17. Is that loan capable for falling within the requirements of paragraph (7) of Appendix C, paragraph 1(d)? Can it be said that it is part of an Academic or Educational Loan Scheme? Mr Gilbert's position is that that phrase is wholly vague and that all that is required is that it is for educational purposes; in fact, in his submissions to us he specifically rejected any sui genesis process of interpretation of those words and said instead that paragraph (7) as a whole meant no more than that "the loan is for educational purposes" and that the reference "Government or Regional Government and Government Sponsored Student Loan Companies" were in other words mere surplusage.
18. We cannot accept that. It seems to us that the following considerations need to be applied to the interpretation of paragraph (7). The first is that all the possibilities other than the last do have some reference to government sponsoring, the National Government, the State or Regional Government or a Government Sponsored Student Loan Company. That suggests to us that an Academic or Educational Loan Scheme has to have a flavour of some sort of government involvement or at least official involvement of some sort. Secondly, the last word of the paragraph, "scheme", is, in our judgment, of importance. To our mind, an "Academic or Educational Loan Scheme" says something more than would be expressed by the words "an Academic or Educational Loan". An Academic or Educational Loan Scheme must, in our judgment, be a process which takes account, not merely of there being individual loans but to an extent, the relationship between them: there will be a sum of money, actual or notional which will be available for these purposes and will be distributed in such a way as to be advantageous to students in comparison with ordinary commercial loans, presumably by low interest rates and long repayment periods, underwritten by government or otherwise. But the crucial part, so far as we are concerned, is that a scheme looks at more than one loan.
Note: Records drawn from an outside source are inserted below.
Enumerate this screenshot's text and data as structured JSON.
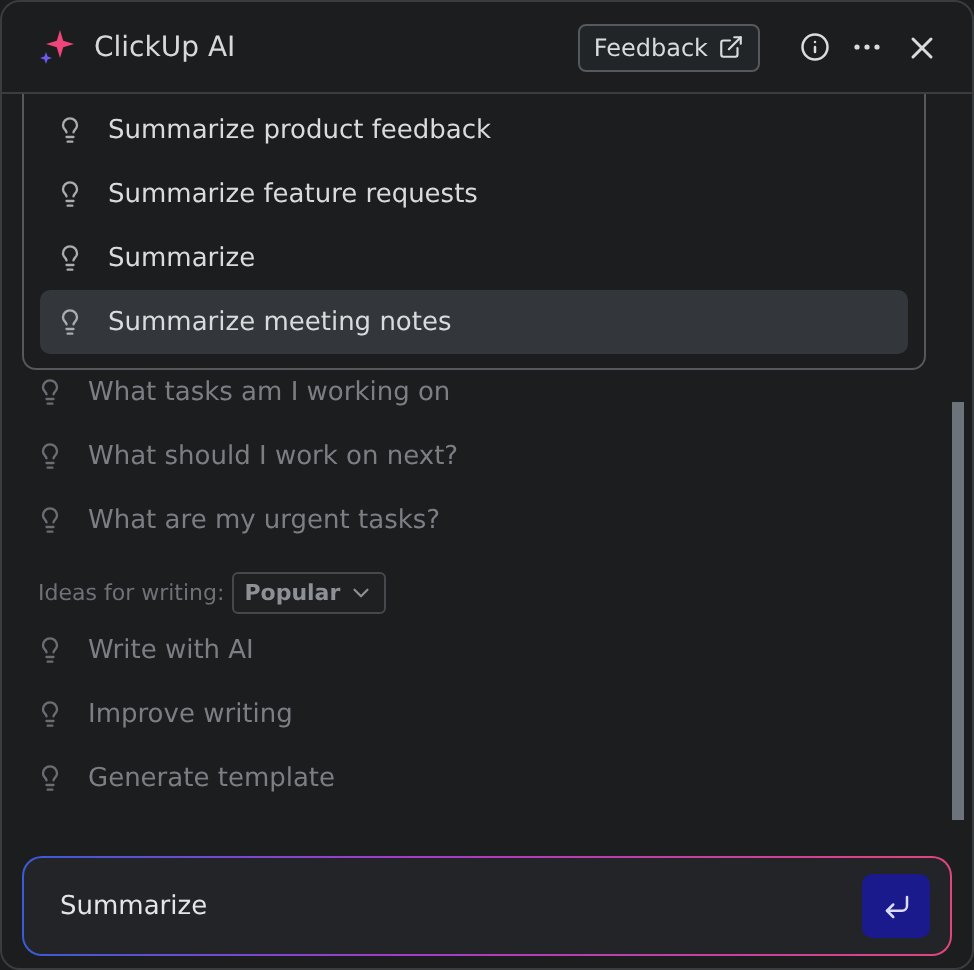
{
  "header": {
    "title": "ClickUp AI",
    "feedback_button": "Feedback"
  },
  "suggestions_dropdown": {
    "items": [
      {
        "label": "Summarize product feedback",
        "selected": false
      },
      {
        "label": "Summarize feature requests",
        "selected": false
      },
      {
        "label": "Summarize",
        "selected": false
      },
      {
        "label": "Summarize meeting notes",
        "selected": true
      }
    ]
  },
  "task_ideas": {
    "items": [
      "What tasks am I working on",
      "What should I work on next?",
      "What are my urgent tasks?"
    ]
  },
  "writing_ideas": {
    "label": "Ideas for writing:",
    "filter": "Popular",
    "items": [
      "Write with AI",
      "Improve writing",
      "Generate template"
    ]
  },
  "prompt_input": {
    "value": "Summarize"
  }
}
19. All that the appellant has been able to show is that Prime Bank Limited had a system of arrangements for Educational Loans which did not incorporate his loan and that he has a loan from the Prime Bank which is said to be for educational purposes. That, as it seems to us, does not show that his loan is part of an Academic or Educational Loan Scheme. It follows that on the true construction of the actual words of sub-paragraph (7) the decision of the Secretary of State was the correct one. This appeal, therefore, falls to be dismissed and we dismiss it.
20. We add two further matters. The first is that if we had been minded to allow this appeal (that is to say if, contrary to what we have said, the loan fell within the requirements of paragraph (7)), this would have been a case where although the appeal would have been allowed for failure to comply with the immigration rules, it would have been quite inappropriate to direct a grant of leave to the appellant. First, he is, as we understand it, in no position to say that he is ready to commence studies. He could not have student leave because he has no current CAS. Mr Gilbert suggested that he should be granted a short period of leave in order to make enquiries, but it appears that in the time available to the appellant (and even bearing in mind what we have said about the difficulties that he has with his health), no such enquiries have been made so far and we would not have been willing to make a direction in those terms.
21. The second is that the appellant was advised by BPP University in January 2016 that the way forward for him might well be to make a proper application on the basis of his private life and his health, and if the health matters which we have made reference and which are the subject of evidence before us are what they appear to be, we trust that those advising him will not cause any further delay in the appropriate application being made.
22. For the reasons we have given, having set aside the judge's determination for error of law, we substitute a determination dismissing this appeal.

Date: 22 October 2019